_TASK INSTRUCTIONS_
Your answer should consist of the complete listing, repeated verbatim.

---

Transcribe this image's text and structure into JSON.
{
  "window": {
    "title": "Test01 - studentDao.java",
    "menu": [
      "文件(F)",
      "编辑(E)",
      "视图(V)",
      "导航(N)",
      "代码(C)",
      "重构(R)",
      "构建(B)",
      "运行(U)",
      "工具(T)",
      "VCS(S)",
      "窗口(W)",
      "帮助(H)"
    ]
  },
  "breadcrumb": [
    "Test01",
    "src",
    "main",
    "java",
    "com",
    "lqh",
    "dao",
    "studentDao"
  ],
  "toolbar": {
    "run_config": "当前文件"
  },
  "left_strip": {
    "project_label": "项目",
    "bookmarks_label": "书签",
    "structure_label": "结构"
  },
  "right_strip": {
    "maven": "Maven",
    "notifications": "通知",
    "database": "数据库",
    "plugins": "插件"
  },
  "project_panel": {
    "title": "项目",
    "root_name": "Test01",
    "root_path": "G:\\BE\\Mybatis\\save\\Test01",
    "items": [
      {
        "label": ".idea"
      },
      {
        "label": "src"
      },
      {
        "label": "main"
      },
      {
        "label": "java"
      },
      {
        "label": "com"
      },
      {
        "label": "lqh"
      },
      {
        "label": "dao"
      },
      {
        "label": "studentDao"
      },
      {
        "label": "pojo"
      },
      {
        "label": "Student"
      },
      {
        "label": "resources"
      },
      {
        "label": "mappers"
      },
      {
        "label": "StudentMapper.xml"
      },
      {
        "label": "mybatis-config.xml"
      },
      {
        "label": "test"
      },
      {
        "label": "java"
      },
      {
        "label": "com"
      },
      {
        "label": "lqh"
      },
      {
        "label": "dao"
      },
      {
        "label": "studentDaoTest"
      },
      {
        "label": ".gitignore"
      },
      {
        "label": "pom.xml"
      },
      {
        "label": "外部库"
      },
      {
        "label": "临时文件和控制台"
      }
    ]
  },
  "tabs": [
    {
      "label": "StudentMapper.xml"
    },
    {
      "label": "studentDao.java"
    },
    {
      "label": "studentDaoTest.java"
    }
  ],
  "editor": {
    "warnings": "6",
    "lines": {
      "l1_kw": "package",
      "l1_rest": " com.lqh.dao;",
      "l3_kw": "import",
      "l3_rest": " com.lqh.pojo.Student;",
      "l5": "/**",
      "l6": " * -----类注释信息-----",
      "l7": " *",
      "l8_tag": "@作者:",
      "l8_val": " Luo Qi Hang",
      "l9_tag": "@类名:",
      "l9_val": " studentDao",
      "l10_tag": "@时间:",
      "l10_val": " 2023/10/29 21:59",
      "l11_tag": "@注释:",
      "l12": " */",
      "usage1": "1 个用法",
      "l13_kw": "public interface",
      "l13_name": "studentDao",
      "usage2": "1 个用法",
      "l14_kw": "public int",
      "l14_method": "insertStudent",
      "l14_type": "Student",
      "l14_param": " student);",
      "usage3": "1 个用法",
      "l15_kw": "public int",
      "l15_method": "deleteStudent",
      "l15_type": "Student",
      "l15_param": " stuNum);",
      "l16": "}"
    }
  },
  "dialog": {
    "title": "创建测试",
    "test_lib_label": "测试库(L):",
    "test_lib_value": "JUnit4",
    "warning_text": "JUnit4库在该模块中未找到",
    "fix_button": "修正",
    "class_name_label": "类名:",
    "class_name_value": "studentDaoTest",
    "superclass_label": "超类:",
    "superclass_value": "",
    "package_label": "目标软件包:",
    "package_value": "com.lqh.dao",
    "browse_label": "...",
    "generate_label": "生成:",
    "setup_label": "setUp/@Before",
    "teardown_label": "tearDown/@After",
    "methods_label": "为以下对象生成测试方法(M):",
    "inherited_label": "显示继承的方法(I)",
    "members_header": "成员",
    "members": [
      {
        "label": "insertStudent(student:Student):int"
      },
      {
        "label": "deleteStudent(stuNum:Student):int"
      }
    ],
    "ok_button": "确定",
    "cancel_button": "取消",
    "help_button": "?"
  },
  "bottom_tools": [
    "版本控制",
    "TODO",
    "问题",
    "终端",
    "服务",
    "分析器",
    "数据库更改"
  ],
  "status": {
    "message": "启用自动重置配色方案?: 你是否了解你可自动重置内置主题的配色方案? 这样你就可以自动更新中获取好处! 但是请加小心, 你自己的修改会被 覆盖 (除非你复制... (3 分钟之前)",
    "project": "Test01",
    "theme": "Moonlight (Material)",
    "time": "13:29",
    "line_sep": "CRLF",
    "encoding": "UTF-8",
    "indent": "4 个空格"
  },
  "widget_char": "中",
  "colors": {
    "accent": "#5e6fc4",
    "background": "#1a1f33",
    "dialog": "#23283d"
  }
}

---

_RESPONSE AREA_
Transcribe this image's text and structure into JSON.
{
  "window": {
    "title": "Test01 - studentDao.java",
    "menu": [
      "文件(F)",
      "编辑(E)",
      "视图(V)",
      "导航(N)",
      "代码(C)",
      "重构(R)",
      "构建(B)",
      "运行(U)",
      "工具(T)",
      "VCS(S)",
      "窗口(W)",
      "帮助(H)"
    ]
  },
  "breadcrumb": [
    "Test01",
    "src",
    "main",
    "java",
    "com",
    "lqh",
    "dao",
    "studentDao"
  ],
  "toolbar": {
    "run_config": "当前文件"
  },
  "left_strip": {
    "project_label": "项目",
    "bookmarks_label": "书签",
    "structure_label": "结构"
  },
  "right_strip": {
    "maven": "Maven",
    "notifications": "通知",
    "database": "数据库",
    "plugins": "插件"
  },
  "project_panel": {
    "title": "项目",
    "root_name": "Test01",
    "root_path": "G:\\BE\\Mybatis\\save\\Test01",
    "items": [
      {
        "label": ".idea"
      },
      {
        "label": "src"
      },
      {
        "label": "main"
      },
      {
        "label": "java"
      },
      {
        "label": "com"
      },
      {
        "label": "lqh"
      },
      {
        "label": "dao"
      },
      {
        "label": "studentDao"
      },
      {
        "label": "pojo"
      },
      {
        "label": "Student"
      },
      {
        "label": "resources"
      },
      {
        "label": "mappers"
      },
      {
        "label": "StudentMapper.xml"
      },
      {
        "label": "mybatis-config.xml"
      },
      {
        "label": "test"
      },
      {
        "label": "java"
      },
      {
        "label": "com"
      },
      {
        "label": "lqh"
      },
      {
        "label": "dao"
      },
      {
        "label": "studentDaoTest"
      },
      {
        "label": ".gitignore"
      },
      {
        "label": "pom.xml"
      },
      {
        "label": "外部库"
      },
      {
        "label": "临时文件和控制台"
      }
    ]
  },
  "tabs": [
    {
      "label": "StudentMapper.xml"
    },
    {
      "label": "studentDao.java"
    },
    {
      "label": "studentDaoTest.java"
    }
  ],
  "editor": {
    "warnings": "6",
    "lines": {
      "l1_kw": "package",
      "l1_rest": " com.lqh.dao;",
      "l3_kw": "import",
      "l3_rest": " com.lqh.pojo.Student;",
      "l5": "/**",
      "l6": " * -----类注释信息-----",
      "l7": " *",
      "l8_tag": "@作者:",
      "l8_val": " Luo Qi Hang",
      "l9_tag": "@类名:",
      "l9_val": " studentDao",
      "l10_tag": "@时间:",
      "l10_val": " 2023/10/29 21:59",
      "l11_tag": "@注释:",
      "l12": " */",
      "usage1": "1 个用法",
      "l13_kw": "public interface",
      "l13_name": "studentDao",
      "usage2": "1 个用法",
      "l14_kw": "public int",
      "l14_method": "insertStudent",
      "l14_type": "Student",
      "l14_param": " student);",
      "usage3": "1 个用法",
      "l15_kw": "public int",
      "l15_method": "deleteStudent",
      "l15_type": "Student",
      "l15_param": " stuNum);",
      "l16": "}"
    }
  },
  "dialog": {
    "title": "创建测试",
    "test_lib_label": "测试库(L):",
    "test_lib_value": "JUnit4",
    "warning_text": "JUnit4库在该模块中未找到",
    "fix_button": "修正",
    "class_name_label": "类名:",
    "class_name_value": "studentDaoTest",
    "superclass_label": "超类:",
    "superclass_value": "",
    "package_label": "目标软件包:",
    "package_value": "com.lqh.dao",
    "browse_label": "...",
    "generate_label": "生成:",
    "setup_label": "setUp/@Before",
    "teardown_label": "tearDown/@After",
    "methods_label": "为以下对象生成测试方法(M):",
    "inherited_label": "显示继承的方法(I)",
    "members_header": "成员",
    "members": [
      {
        "label": "insertStudent(student:Student):int"
      },
      {
        "label": "deleteStudent(stuNum:Student):int"
      }
    ],
    "ok_button": "确定",
    "cancel_button": "取消",
    "help_button": "?"
  },
  "bottom_tools": [
    "版本控制",
    "TODO",
    "问题",
    "终端",
    "服务",
    "分析器",
    "数据库更改"
  ],
  "status": {
    "message": "启用自动重置配色方案?: 你是否了解你可自动重置内置主题的配色方案? 这样你就可以自动更新中获取好处! 但是请加小心, 你自己的修改会被 覆盖 (除非你复制... (3 分钟之前)",
    "project": "Test01",
    "theme": "Moonlight (Material)",
    "time": "13:29",
    "line_sep": "CRLF",
    "encoding": "UTF-8",
    "indent": "4 个空格"
  },
  "widget_char": "中",
  "colors": {
    "accent": "#5e6fc4",
    "background": "#1a1f33",
    "dialog": "#23283d"
  }
}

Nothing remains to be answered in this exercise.